At the center of the story is Bilal (Firat Ayverdi), a seventeen-year-old Iraqi Kurd who has somehow traveled to Calais, a small city on the northern coast of France. While the details of his voyage out of Kurdistan are sketchy, it is obvious that the trip has exacted a horrifying toll and viewers see Bilal as he struggles with the emotional aftermath—in flashbacks—of having been tortured by police as he moved from country to country.
At the same time, Bilal is bullheaded, and fiercely determined not to let political and social roadblocks deter him. After all, he knows what he wants: His goal is to reach England and be reunited with the girl of his dreams, Mina, and join a Manchester soccer team.
But how to get there?

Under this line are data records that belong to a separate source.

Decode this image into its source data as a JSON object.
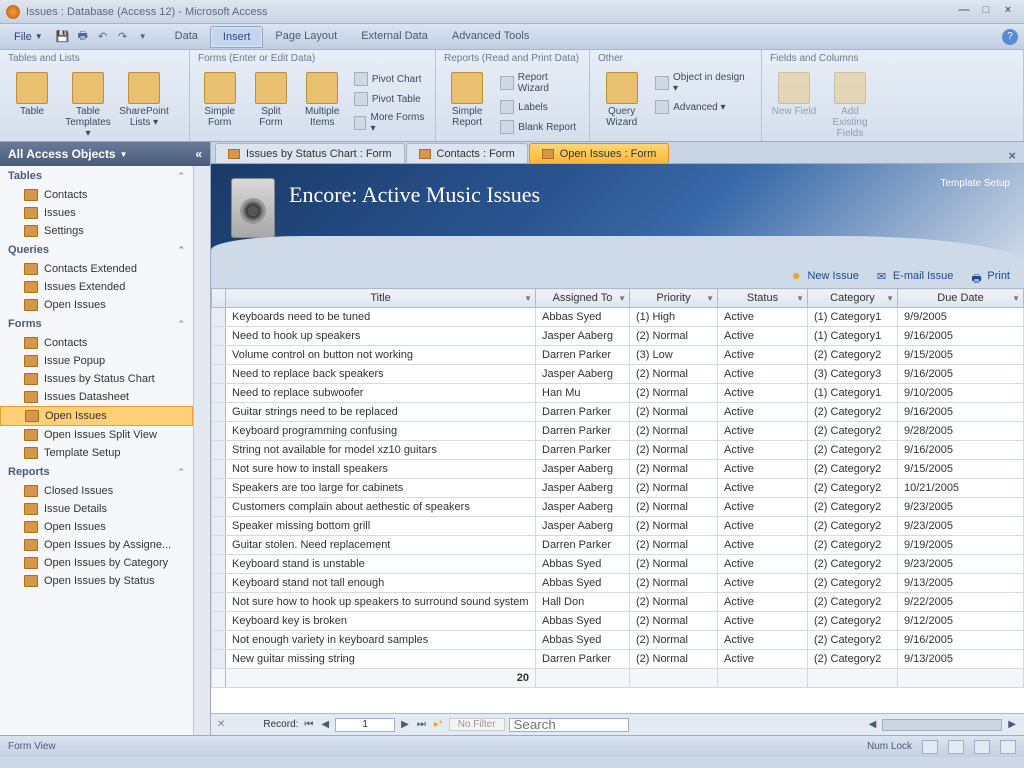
{
  "window": {
    "title": "Issues : Database (Access 12) - Microsoft Access"
  },
  "menu": {
    "file": "File",
    "tabs": [
      "Data",
      "Insert",
      "Page Layout",
      "External Data",
      "Advanced Tools"
    ],
    "active_tab": 1
  },
  "ribbon_groups": {
    "g0": {
      "title": "Tables and Lists",
      "btns": [
        "Table",
        "Table Templates ▾",
        "SharePoint Lists ▾"
      ]
    },
    "g1": {
      "title": "Forms (Enter or Edit Data)",
      "btns_big": [
        "Simple Form",
        "Split Form",
        "Multiple Items"
      ],
      "btns_sm": [
        "Pivot Chart",
        "Pivot Table",
        "More Forms ▾"
      ]
    },
    "g2": {
      "title": "Reports (Read and Print Data)",
      "btns_big": [
        "Simple Report"
      ],
      "btns_sm": [
        "Report Wizard",
        "Labels",
        "Blank Report"
      ]
    },
    "g3": {
      "title": "Other",
      "btns_big": [
        "Query Wizard"
      ],
      "btns_sm": [
        "Object in design ▾",
        "Advanced ▾"
      ]
    },
    "g4": {
      "title": "Fields and Columns",
      "btns": [
        "New Field",
        "Add Existing Fields"
      ]
    }
  },
  "nav": {
    "header": "All Access Objects",
    "sections": [
      {
        "name": "Tables",
        "items": [
          "Contacts",
          "Issues",
          "Settings"
        ]
      },
      {
        "name": "Queries",
        "items": [
          "Contacts Extended",
          "Issues Extended",
          "Open Issues"
        ]
      },
      {
        "name": "Forms",
        "items": [
          "Contacts",
          "Issue Popup",
          "Issues by Status Chart",
          "Issues Datasheet",
          "Open Issues",
          "Open Issues Split View",
          "Template Setup"
        ],
        "selected": "Open Issues"
      },
      {
        "name": "Reports",
        "items": [
          "Closed Issues",
          "Issue Details",
          "Open Issues",
          "Open Issues by Assigne...",
          "Open Issues by Category",
          "Open Issues by Status"
        ]
      }
    ]
  },
  "doctabs": {
    "tabs": [
      "Issues by Status Chart : Form",
      "Contacts : Form",
      "Open Issues : Form"
    ],
    "active": 2
  },
  "form": {
    "title": "Encore: Active Music Issues",
    "template_setup": "Template Setup",
    "actions": {
      "new": "New Issue",
      "email": "E-mail Issue",
      "print": "Print"
    }
  },
  "table": {
    "columns": [
      "Title",
      "Assigned To",
      "Priority",
      "Status",
      "Category",
      "Due Date"
    ],
    "rows": [
      [
        "Keyboards need to be tuned",
        "Abbas Syed",
        "(1) High",
        "Active",
        "(1) Category1",
        "9/9/2005"
      ],
      [
        "Need to hook up speakers",
        "Jasper Aaberg",
        "(2) Normal",
        "Active",
        "(1) Category1",
        "9/16/2005"
      ],
      [
        "Volume control on button not working",
        "Darren Parker",
        "(3) Low",
        "Active",
        "(2) Category2",
        "9/15/2005"
      ],
      [
        "Need to replace back speakers",
        "Jasper Aaberg",
        "(2) Normal",
        "Active",
        "(3) Category3",
        "9/16/2005"
      ],
      [
        "Need to replace subwoofer",
        "Han Mu",
        "(2) Normal",
        "Active",
        "(1) Category1",
        "9/10/2005"
      ],
      [
        "Guitar strings need to be replaced",
        "Darren Parker",
        "(2) Normal",
        "Active",
        "(2) Category2",
        "9/16/2005"
      ],
      [
        "Keyboard programming confusing",
        "Darren Parker",
        "(2) Normal",
        "Active",
        "(2) Category2",
        "9/28/2005"
      ],
      [
        "String not available for model xz10 guitars",
        "Darren Parker",
        "(2) Normal",
        "Active",
        "(2) Category2",
        "9/16/2005"
      ],
      [
        "Not sure how to install speakers",
        "Jasper Aaberg",
        "(2) Normal",
        "Active",
        "(2) Category2",
        "9/15/2005"
      ],
      [
        "Speakers are too large for cabinets",
        "Jasper Aaberg",
        "(2) Normal",
        "Active",
        "(2) Category2",
        "10/21/2005"
      ],
      [
        "Customers complain about aethestic of speakers",
        "Jasper Aaberg",
        "(2) Normal",
        "Active",
        "(2) Category2",
        "9/23/2005"
      ],
      [
        "Speaker missing bottom grill",
        "Jasper Aaberg",
        "(2) Normal",
        "Active",
        "(2) Category2",
        "9/23/2005"
      ],
      [
        "Guitar stolen. Need replacement",
        "Darren Parker",
        "(2) Normal",
        "Active",
        "(2) Category2",
        "9/19/2005"
      ],
      [
        "Keyboard stand is unstable",
        "Abbas Syed",
        "(2) Normal",
        "Active",
        "(2) Category2",
        "9/23/2005"
      ],
      [
        "Keyboard stand not tall enough",
        "Abbas Syed",
        "(2) Normal",
        "Active",
        "(2) Category2",
        "9/13/2005"
      ],
      [
        "Not sure how to hook up speakers to surround sound system",
        "Hall Don",
        "(2) Normal",
        "Active",
        "(2) Category2",
        "9/22/2005"
      ],
      [
        "Keyboard key is broken",
        "Abbas Syed",
        "(2) Normal",
        "Active",
        "(2) Category2",
        "9/12/2005"
      ],
      [
        "Not enough variety in keyboard samples",
        "Abbas Syed",
        "(2) Normal",
        "Active",
        "(2) Category2",
        "9/16/2005"
      ],
      [
        "New guitar missing string",
        "Darren Parker",
        "(2) Normal",
        "Active",
        "(2) Category2",
        "9/13/2005"
      ]
    ],
    "total": "20"
  },
  "recnav": {
    "label": "Record:",
    "current": "1",
    "nofilter": "No Filter",
    "search_placeholder": "Search"
  },
  "status": {
    "left": "Form View",
    "numlock": "Num Lock"
  }
}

After several failed attempts to hide in vehicles headed for Britain, Bilal decides to swim the thirty-two kilometer English Channel that separates Calais from his desired destination. To do this, Bilal needs to become more adept in the water and he enrolls in classes taught by instructor Simon Calmat (Vincent Lindon), a middle-aged former Olympian.
At first, the kid repels Simon—he is clearly illegal and Simon wants no part in aiding and abetting him. His lessons, which Bilal has paid for, are perfunctory, the work of a teacher who couldn’t care less whether his student learns or not. Then something happens that causes Simon to have a change of heart. After he is served his divorce papers, Simon abruptly decides to help Bilal. This shift, of course, has nothing to do with the boy, but is instead a calculated attempt to win back Marion (Audrey Dana), his ex.

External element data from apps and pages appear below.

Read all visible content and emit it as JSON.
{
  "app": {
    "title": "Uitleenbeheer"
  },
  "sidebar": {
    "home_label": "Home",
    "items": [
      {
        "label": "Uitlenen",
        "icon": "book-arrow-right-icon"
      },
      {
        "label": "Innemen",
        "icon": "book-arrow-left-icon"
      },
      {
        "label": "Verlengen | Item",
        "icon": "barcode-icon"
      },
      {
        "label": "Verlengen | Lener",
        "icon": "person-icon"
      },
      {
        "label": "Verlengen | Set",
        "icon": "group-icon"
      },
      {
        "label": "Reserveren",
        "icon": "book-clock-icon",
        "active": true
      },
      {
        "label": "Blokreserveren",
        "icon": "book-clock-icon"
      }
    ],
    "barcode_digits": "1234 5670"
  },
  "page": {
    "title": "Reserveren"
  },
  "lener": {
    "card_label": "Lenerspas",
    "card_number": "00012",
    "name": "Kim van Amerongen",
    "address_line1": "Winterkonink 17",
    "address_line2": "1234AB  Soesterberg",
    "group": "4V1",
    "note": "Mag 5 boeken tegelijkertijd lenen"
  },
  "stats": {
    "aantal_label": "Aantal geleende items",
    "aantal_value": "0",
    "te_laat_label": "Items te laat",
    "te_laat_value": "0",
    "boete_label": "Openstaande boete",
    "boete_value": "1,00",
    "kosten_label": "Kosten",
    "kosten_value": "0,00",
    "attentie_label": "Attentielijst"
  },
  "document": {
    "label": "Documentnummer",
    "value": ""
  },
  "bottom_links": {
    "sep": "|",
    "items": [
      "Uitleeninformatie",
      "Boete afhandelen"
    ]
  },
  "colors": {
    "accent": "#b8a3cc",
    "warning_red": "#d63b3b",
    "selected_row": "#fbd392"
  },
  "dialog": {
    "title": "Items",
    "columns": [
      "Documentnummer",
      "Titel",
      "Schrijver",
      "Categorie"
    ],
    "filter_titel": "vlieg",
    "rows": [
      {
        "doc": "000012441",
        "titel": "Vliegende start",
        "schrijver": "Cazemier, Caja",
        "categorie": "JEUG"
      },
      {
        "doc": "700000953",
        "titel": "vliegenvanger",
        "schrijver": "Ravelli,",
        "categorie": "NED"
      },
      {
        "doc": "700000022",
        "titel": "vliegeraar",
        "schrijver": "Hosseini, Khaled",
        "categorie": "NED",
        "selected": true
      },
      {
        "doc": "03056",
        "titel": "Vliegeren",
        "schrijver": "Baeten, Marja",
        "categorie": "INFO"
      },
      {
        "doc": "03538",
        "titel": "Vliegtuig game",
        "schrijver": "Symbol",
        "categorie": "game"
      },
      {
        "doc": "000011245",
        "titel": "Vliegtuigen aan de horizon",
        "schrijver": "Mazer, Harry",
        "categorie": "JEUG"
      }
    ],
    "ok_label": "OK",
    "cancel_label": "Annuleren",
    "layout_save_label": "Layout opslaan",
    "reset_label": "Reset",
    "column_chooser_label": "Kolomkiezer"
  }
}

The reasoning is simple: Marion volunteers at an outdoor soup kitchen that feeds undocumented and homeless men, and Simon believes that if Marion learns that he is helping Bilal—even going so far as to put him up in his flat—she will be so touched that she’ll return to him. Sound far-fetched? Well, yeah. But what often happens in everyday life happens here. That is, the one-on-one encounters between Simon and Bilal result in life-transforming changes in Simon. As he gets to know Bilal and hears his story, the young man morphs from the Alien Other into someone for whom Simon feels deep respect and admiration.
In short order, Simon is driven to act, ignoring French immigration law to help Bilal reach his journey’s end. The risks are enormous. At one point, Simon’s neighbors report him to police, prompting an investigation into whether he is harboring an undesirable foreigner. It’s grim stuff, calling up seventy-year-old images of Christians protecting Jews, queers, and communists from Nazi thugs.
Lioret’s rendering is sympathetic without ever becoming maudlin. Simon comes across as painfully real—as do Bilal and his always-scheming friends and associates. At the same time, Welcome’s reach extends beyond the personal to the political, in this case highlighting the lunacy of France’s immigration policies—policies that elevate demonization over understanding and judgment over compassion. The end result is a film that makes us wonder what we can do to help the strangers in our midst. What’s more, it asks us whom we—as a society and as individuals—are willing to welcome, and why.